◆ Dataset rows for apps and sites
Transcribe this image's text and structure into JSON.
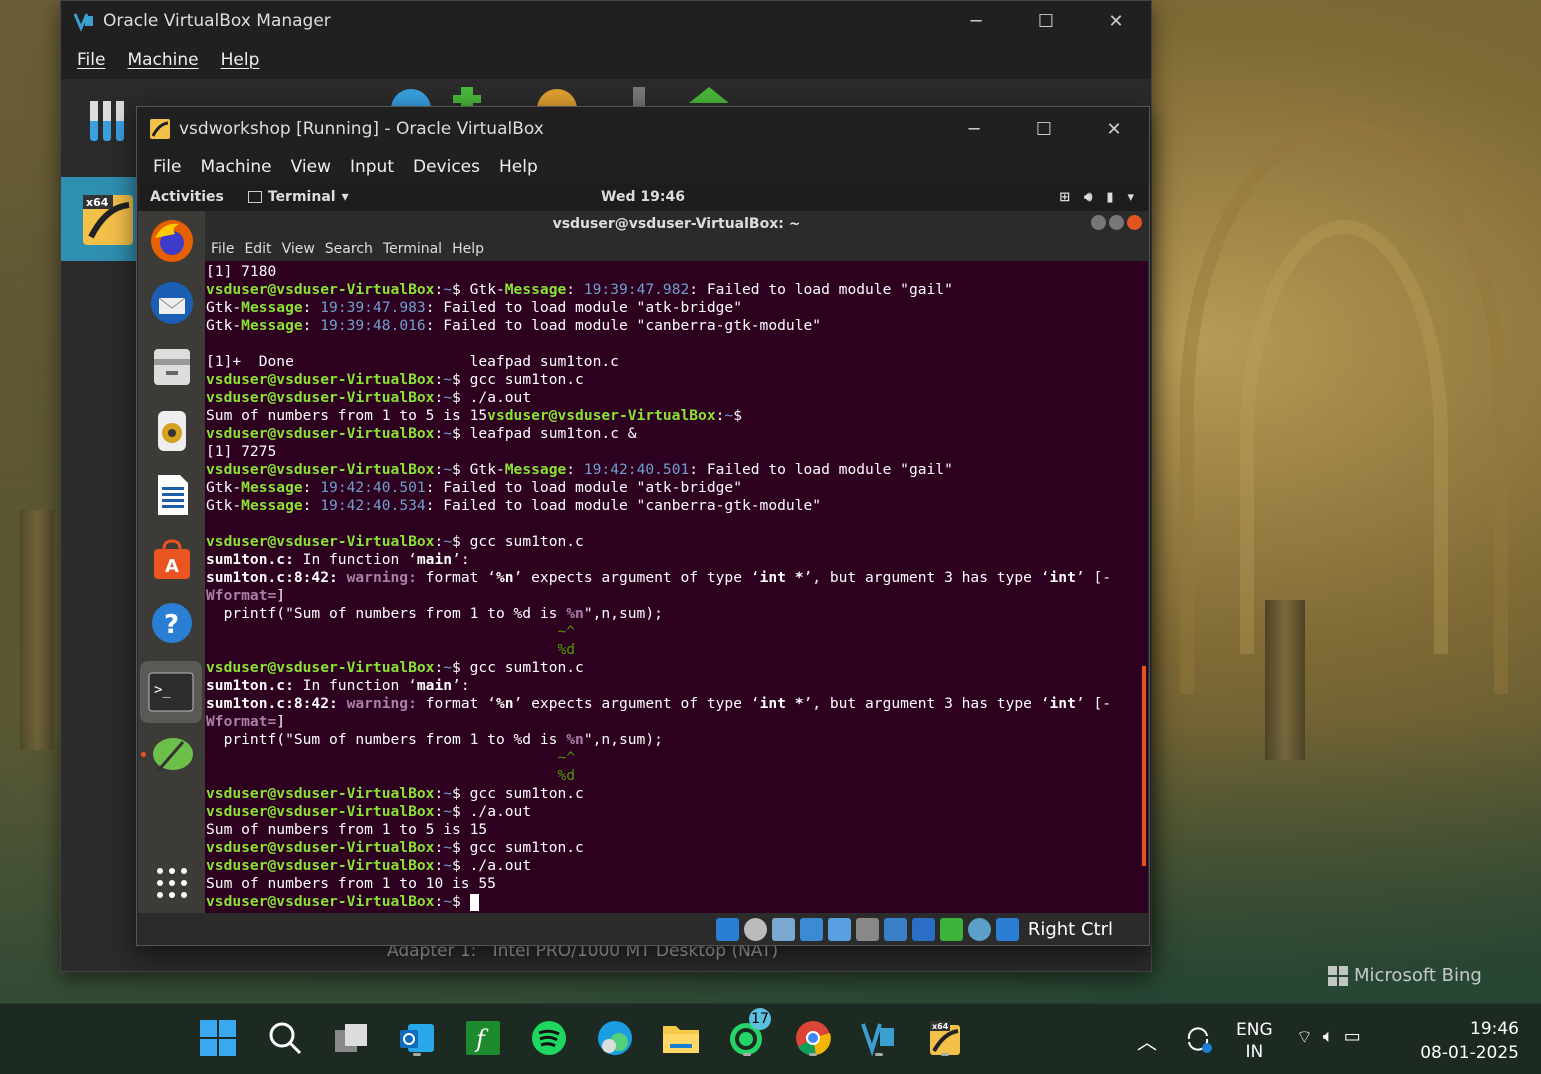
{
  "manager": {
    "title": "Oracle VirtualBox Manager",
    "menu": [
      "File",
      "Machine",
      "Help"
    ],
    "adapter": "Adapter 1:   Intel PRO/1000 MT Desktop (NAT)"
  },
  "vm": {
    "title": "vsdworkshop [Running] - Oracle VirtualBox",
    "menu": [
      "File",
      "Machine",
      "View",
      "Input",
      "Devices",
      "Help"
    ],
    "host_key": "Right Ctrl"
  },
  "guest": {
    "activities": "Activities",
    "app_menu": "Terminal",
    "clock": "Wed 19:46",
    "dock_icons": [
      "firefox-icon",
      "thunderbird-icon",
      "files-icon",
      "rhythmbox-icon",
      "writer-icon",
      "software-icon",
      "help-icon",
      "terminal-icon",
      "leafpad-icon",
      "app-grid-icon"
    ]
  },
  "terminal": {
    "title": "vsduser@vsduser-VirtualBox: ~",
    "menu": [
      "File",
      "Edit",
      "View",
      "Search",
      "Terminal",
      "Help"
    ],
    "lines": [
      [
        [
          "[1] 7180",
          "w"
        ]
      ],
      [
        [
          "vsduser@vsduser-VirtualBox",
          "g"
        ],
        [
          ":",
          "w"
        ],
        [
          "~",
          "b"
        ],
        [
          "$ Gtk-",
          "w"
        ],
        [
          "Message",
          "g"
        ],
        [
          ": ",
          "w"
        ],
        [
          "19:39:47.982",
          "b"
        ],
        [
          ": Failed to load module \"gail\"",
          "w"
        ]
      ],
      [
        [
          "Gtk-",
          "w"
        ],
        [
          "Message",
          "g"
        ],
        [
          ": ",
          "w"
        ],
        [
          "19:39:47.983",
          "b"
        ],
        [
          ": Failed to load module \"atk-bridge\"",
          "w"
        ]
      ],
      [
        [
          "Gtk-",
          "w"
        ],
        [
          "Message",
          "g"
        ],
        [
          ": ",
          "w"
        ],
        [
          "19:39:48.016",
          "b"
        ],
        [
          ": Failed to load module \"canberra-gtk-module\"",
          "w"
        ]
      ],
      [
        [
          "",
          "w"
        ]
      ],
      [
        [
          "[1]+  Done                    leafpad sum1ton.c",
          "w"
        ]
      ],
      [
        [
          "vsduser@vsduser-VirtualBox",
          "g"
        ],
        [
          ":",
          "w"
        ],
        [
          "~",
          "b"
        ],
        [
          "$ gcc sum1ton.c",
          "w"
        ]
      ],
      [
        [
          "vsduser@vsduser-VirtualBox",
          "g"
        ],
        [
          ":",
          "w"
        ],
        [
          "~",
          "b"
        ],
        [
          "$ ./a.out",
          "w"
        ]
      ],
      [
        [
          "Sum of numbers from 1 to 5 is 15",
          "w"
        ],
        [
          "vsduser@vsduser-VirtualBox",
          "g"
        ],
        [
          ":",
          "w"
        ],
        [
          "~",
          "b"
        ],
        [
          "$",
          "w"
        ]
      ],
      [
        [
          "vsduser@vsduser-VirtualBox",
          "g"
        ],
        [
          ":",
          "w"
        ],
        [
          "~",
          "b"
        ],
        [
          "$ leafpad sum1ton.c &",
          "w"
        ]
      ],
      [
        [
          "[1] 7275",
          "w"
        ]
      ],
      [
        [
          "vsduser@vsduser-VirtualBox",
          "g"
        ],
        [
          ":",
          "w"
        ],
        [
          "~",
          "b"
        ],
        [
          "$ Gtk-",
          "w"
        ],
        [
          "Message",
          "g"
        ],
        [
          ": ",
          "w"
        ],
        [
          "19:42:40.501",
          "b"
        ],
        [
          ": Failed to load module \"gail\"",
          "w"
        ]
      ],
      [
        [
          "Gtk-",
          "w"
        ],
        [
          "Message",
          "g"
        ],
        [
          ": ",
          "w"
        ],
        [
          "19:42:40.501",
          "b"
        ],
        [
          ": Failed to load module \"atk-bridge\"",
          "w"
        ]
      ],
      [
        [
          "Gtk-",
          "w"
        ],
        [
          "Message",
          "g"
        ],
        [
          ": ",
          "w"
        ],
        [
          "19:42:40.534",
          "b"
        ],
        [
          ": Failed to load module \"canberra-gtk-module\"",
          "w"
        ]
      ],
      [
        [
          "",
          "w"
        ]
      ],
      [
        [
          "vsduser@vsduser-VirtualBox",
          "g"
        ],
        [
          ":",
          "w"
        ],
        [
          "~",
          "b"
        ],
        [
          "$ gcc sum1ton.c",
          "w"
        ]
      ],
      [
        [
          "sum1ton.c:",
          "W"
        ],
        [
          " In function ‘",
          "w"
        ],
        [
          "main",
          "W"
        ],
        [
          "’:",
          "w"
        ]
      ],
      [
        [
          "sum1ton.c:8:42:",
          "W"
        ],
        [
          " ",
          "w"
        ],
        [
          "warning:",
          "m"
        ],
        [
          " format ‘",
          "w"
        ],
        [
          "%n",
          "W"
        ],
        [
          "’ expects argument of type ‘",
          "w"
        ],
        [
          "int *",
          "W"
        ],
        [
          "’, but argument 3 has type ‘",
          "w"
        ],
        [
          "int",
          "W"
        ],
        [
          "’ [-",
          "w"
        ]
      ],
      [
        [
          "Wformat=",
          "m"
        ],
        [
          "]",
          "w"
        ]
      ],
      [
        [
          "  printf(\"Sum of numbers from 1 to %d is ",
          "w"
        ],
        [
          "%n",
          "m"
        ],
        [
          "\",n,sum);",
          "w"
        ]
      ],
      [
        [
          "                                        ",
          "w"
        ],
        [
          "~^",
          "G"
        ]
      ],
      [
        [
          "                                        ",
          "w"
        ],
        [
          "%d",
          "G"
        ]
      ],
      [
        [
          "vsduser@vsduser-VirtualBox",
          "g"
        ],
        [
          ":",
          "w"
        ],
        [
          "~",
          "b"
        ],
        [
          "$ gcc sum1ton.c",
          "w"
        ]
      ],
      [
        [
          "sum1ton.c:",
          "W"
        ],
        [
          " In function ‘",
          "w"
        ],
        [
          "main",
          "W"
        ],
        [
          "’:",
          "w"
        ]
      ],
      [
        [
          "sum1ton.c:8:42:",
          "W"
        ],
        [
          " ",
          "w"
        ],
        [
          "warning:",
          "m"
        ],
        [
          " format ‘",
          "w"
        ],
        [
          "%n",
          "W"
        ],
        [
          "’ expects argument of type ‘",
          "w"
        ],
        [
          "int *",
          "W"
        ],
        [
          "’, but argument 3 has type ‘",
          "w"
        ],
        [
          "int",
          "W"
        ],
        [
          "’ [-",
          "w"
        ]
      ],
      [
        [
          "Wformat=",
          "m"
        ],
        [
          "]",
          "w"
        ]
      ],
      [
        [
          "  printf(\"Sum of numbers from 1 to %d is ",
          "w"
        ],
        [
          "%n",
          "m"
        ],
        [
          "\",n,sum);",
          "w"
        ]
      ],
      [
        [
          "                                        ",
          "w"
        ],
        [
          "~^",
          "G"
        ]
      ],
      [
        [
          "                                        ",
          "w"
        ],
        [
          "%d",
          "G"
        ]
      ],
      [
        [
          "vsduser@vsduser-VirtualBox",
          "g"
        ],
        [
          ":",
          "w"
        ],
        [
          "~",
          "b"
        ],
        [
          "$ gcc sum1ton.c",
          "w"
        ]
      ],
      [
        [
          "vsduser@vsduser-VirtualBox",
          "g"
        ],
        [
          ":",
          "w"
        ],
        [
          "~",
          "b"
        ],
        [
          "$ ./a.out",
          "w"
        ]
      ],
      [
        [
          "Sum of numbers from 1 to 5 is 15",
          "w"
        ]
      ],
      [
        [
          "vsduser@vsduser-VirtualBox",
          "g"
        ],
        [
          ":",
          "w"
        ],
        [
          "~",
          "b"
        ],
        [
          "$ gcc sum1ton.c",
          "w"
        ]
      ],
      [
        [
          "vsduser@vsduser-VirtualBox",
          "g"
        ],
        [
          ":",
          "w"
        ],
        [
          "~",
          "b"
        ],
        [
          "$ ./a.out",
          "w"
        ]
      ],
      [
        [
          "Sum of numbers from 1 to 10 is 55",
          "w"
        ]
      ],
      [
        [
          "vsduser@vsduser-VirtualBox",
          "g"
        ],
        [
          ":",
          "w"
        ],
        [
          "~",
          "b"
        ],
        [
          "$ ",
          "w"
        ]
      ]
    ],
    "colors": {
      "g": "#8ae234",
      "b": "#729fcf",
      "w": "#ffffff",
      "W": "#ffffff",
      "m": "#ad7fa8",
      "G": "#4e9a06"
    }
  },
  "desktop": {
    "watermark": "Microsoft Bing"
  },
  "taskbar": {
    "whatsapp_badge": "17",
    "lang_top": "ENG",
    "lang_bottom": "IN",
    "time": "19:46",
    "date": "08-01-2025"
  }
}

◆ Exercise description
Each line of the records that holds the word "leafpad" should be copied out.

◆ Answer box
      "leafpad-icon",
          "[1]+  Done                    leafpad sum1ton.c",
          "$ leafpad sum1ton.c &",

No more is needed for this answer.